When you answer, give every record back exactly as written.

START Records provided

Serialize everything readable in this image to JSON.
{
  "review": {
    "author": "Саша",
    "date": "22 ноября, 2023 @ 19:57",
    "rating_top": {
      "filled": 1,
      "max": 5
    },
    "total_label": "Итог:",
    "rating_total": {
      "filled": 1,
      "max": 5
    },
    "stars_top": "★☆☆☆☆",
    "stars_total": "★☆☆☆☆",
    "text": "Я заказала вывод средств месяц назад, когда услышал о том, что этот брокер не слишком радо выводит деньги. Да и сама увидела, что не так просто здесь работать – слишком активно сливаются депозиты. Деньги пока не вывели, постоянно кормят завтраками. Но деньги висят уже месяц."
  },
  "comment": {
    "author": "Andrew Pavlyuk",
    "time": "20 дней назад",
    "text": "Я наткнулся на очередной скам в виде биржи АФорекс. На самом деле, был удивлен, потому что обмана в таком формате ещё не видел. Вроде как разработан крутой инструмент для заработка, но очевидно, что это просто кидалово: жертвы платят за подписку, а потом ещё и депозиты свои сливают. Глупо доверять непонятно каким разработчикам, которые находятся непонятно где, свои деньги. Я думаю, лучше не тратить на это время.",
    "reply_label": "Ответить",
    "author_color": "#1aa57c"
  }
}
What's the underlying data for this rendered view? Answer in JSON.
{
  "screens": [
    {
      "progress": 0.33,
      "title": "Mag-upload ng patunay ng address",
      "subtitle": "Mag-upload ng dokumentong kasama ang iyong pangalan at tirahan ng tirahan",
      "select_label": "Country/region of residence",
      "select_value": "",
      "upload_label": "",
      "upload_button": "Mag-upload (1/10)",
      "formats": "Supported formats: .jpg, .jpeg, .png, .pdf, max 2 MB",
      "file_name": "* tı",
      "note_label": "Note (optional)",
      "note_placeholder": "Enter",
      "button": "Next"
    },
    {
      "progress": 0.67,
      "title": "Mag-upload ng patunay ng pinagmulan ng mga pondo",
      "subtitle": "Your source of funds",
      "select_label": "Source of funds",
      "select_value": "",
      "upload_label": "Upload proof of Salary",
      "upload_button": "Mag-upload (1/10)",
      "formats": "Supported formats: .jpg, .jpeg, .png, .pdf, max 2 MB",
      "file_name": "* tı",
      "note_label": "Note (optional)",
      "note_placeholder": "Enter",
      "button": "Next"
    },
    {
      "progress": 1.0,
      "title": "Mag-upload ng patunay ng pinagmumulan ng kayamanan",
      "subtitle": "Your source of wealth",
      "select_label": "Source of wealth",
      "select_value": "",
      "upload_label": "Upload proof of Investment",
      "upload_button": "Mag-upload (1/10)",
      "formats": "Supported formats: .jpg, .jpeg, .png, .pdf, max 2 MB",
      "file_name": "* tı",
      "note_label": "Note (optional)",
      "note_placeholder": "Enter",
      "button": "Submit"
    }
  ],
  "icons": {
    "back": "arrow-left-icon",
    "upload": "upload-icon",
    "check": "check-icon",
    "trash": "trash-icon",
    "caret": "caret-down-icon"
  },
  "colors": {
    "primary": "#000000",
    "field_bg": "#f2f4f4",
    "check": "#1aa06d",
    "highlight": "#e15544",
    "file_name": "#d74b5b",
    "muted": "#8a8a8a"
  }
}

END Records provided

> Task solution:
Serialize everything readable in this image to JSON.
{
  "review": {
    "author": "Саша",
    "date": "22 ноября, 2023 @ 19:57",
    "rating_top": {
      "filled": 1,
      "max": 5
    },
    "total_label": "Итог:",
    "rating_total": {
      "filled": 1,
      "max": 5
    },
    "stars_top": "★☆☆☆☆",
    "stars_total": "★☆☆☆☆",
    "text": "Я заказала вывод средств месяц назад, когда услышал о том, что этот брокер не слишком радо выводит деньги. Да и сама увидела, что не так просто здесь работать – слишком активно сливаются депозиты. Деньги пока не вывели, постоянно кормят завтраками. Но деньги висят уже месяц."
  },
  "comment": {
    "author": "Andrew Pavlyuk",
    "time": "20 дней назад",
    "text": "Я наткнулся на очередной скам в виде биржи АФорекс. На самом деле, был удивлен, потому что обмана в таком формате ещё не видел. Вроде как разработан крутой инструмент для заработка, но очевидно, что это просто кидалово: жертвы платят за подписку, а потом ещё и депозиты свои сливают. Глупо доверять непонятно каким разработчикам, которые находятся непонятно где, свои деньги. Я думаю, лучше не тратить на это время.",
    "reply_label": "Ответить",
    "author_color": "#1aa57c"
  }
}
What's the underlying data for this rendered view? Answer in JSON.
{
  "screens": [
    {
      "progress": 0.33,
      "title": "Mag-upload ng patunay ng address",
      "subtitle": "Mag-upload ng dokumentong kasama ang iyong pangalan at tirahan ng tirahan",
      "select_label": "Country/region of residence",
      "select_value": "",
      "upload_label": "",
      "upload_button": "Mag-upload (1/10)",
      "formats": "Supported formats: .jpg, .jpeg, .png, .pdf, max 2 MB",
      "file_name": "* tı",
      "note_label": "Note (optional)",
      "note_placeholder": "Enter",
      "button": "Next"
    },
    {
      "progress": 0.67,
      "title": "Mag-upload ng patunay ng pinagmulan ng mga pondo",
      "subtitle": "Your source of funds",
      "select_label": "Source of funds",
      "select_value": "",
      "upload_label": "Upload proof of Salary",
      "upload_button": "Mag-upload (1/10)",
      "formats": "Supported formats: .jpg, .jpeg, .png, .pdf, max 2 MB",
      "file_name": "* tı",
      "note_label": "Note (optional)",
      "note_placeholder": "Enter",
      "button": "Next"
    },
    {
      "progress": 1.0,
      "title": "Mag-upload ng patunay ng pinagmumulan ng kayamanan",
      "subtitle": "Your source of wealth",
      "select_label": "Source of wealth",
      "select_value": "",
      "upload_label": "Upload proof of Investment",
      "upload_button": "Mag-upload (1/10)",
      "formats": "Supported formats: .jpg, .jpeg, .png, .pdf, max 2 MB",
      "file_name": "* tı",
      "note_label": "Note (optional)",
      "note_placeholder": "Enter",
      "button": "Submit"
    }
  ],
  "icons": {
    "back": "arrow-left-icon",
    "upload": "upload-icon",
    "check": "check-icon",
    "trash": "trash-icon",
    "caret": "caret-down-icon"
  },
  "colors": {
    "primary": "#000000",
    "field_bg": "#f2f4f4",
    "check": "#1aa06d",
    "highlight": "#e15544",
    "file_name": "#d74b5b",
    "muted": "#8a8a8a"
  }
}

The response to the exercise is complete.